▶ **What is required**
Retype the entries below exactly, and keep every picture out of your version.

=======

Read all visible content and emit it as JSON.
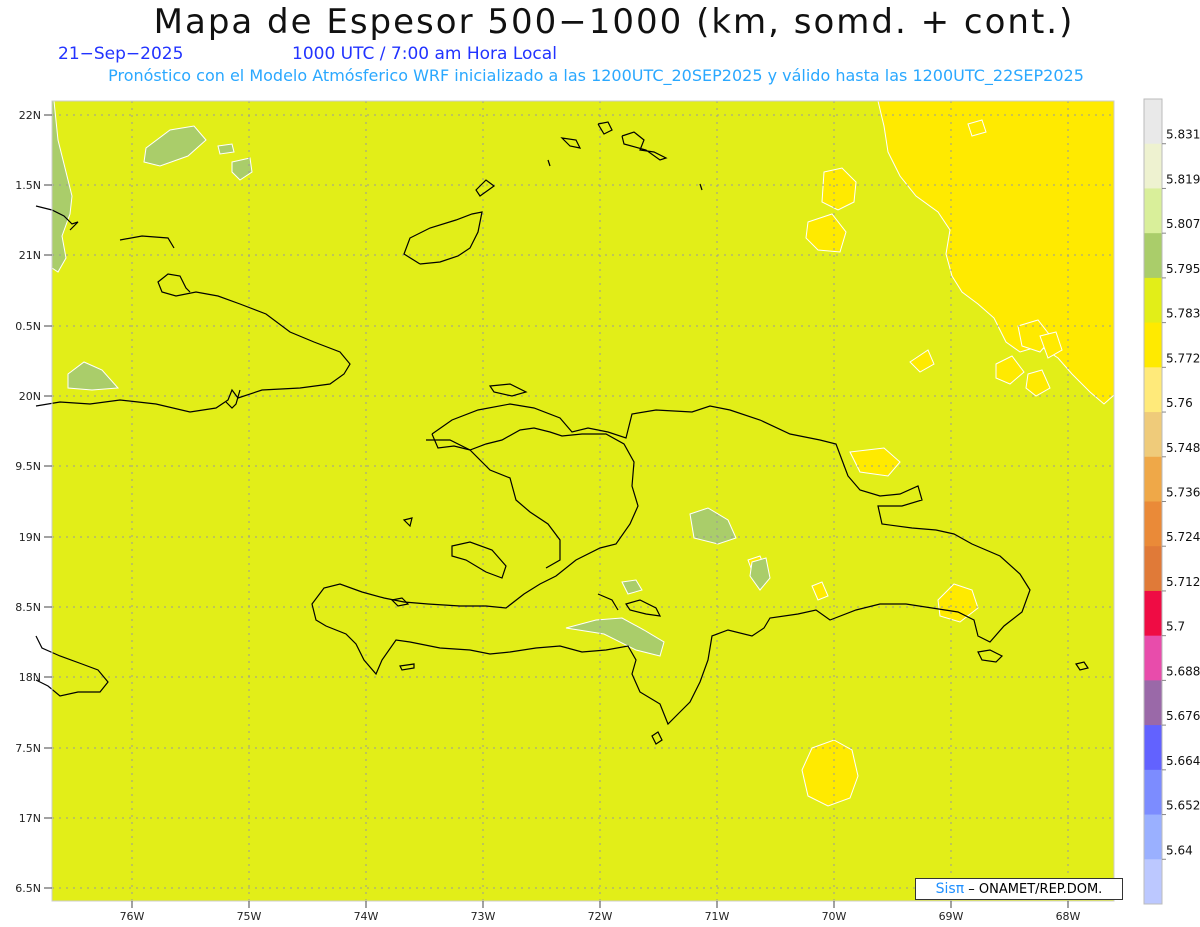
{
  "header": {
    "title": "Mapa de Espesor 500−1000 (km, somd. + cont.)",
    "date": "21−Sep−2025",
    "time": "1000 UTC / 7:00 am Hora Local",
    "subtitle": "Pronóstico con el Modelo Atmósferico WRF inicializado a las 1200UTC_20SEP2025 y válido hasta las  1200UTC_22SEP2025"
  },
  "axes": {
    "lat_labels": [
      "22N",
      "1.5N",
      "21N",
      "0.5N",
      "20N",
      "9.5N",
      "19N",
      "8.5N",
      "18N",
      "7.5N",
      "17N",
      "6.5N"
    ],
    "lon_labels": [
      "76W",
      "75W",
      "74W",
      "73W",
      "72W",
      "71W",
      "70W",
      "69W",
      "68W"
    ]
  },
  "colorbar": {
    "labels": [
      "5.831",
      "5.819",
      "5.807",
      "5.795",
      "5.783",
      "5.772",
      "5.76",
      "5.748",
      "5.736",
      "5.724",
      "5.712",
      "5.7",
      "5.688",
      "5.676",
      "5.664",
      "5.652",
      "5.64"
    ],
    "colors": [
      "#e9e9e9",
      "#eef2d0",
      "#d9ef9a",
      "#aacd6a",
      "#e2ee18",
      "#ffea00",
      "#ffea7a",
      "#efcb7a",
      "#efa848",
      "#ea8a38",
      "#e07a38",
      "#ef0c44",
      "#e84cab",
      "#9a69a8",
      "#6262ff",
      "#7c8cff",
      "#9ab0ff",
      "#bcc8ff"
    ]
  },
  "field_colors": {
    "base": "#e2ee18",
    "high": "#ffea00",
    "low": "#aacd6a"
  },
  "credit": {
    "sis": "Sisπ",
    "org": "– ONAMET/REP.DOM."
  }
}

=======

▶ **Result of this exercise**
Read all visible content and emit it as JSON.
{
  "header": {
    "title": "Mapa de Espesor 500−1000 (km, somd. + cont.)",
    "date": "21−Sep−2025",
    "time": "1000 UTC / 7:00 am Hora Local",
    "subtitle": "Pronóstico con el Modelo Atmósferico WRF inicializado a las 1200UTC_20SEP2025 y válido hasta las  1200UTC_22SEP2025"
  },
  "axes": {
    "lat_labels": [
      "22N",
      "1.5N",
      "21N",
      "0.5N",
      "20N",
      "9.5N",
      "19N",
      "8.5N",
      "18N",
      "7.5N",
      "17N",
      "6.5N"
    ],
    "lon_labels": [
      "76W",
      "75W",
      "74W",
      "73W",
      "72W",
      "71W",
      "70W",
      "69W",
      "68W"
    ]
  },
  "colorbar": {
    "labels": [
      "5.831",
      "5.819",
      "5.807",
      "5.795",
      "5.783",
      "5.772",
      "5.76",
      "5.748",
      "5.736",
      "5.724",
      "5.712",
      "5.7",
      "5.688",
      "5.676",
      "5.664",
      "5.652",
      "5.64"
    ],
    "colors": [
      "#e9e9e9",
      "#eef2d0",
      "#d9ef9a",
      "#aacd6a",
      "#e2ee18",
      "#ffea00",
      "#ffea7a",
      "#efcb7a",
      "#efa848",
      "#ea8a38",
      "#e07a38",
      "#ef0c44",
      "#e84cab",
      "#9a69a8",
      "#6262ff",
      "#7c8cff",
      "#9ab0ff",
      "#bcc8ff"
    ]
  },
  "field_colors": {
    "base": "#e2ee18",
    "high": "#ffea00",
    "low": "#aacd6a"
  },
  "credit": {
    "sis": "Sisπ",
    "org": "– ONAMET/REP.DOM."
  }
}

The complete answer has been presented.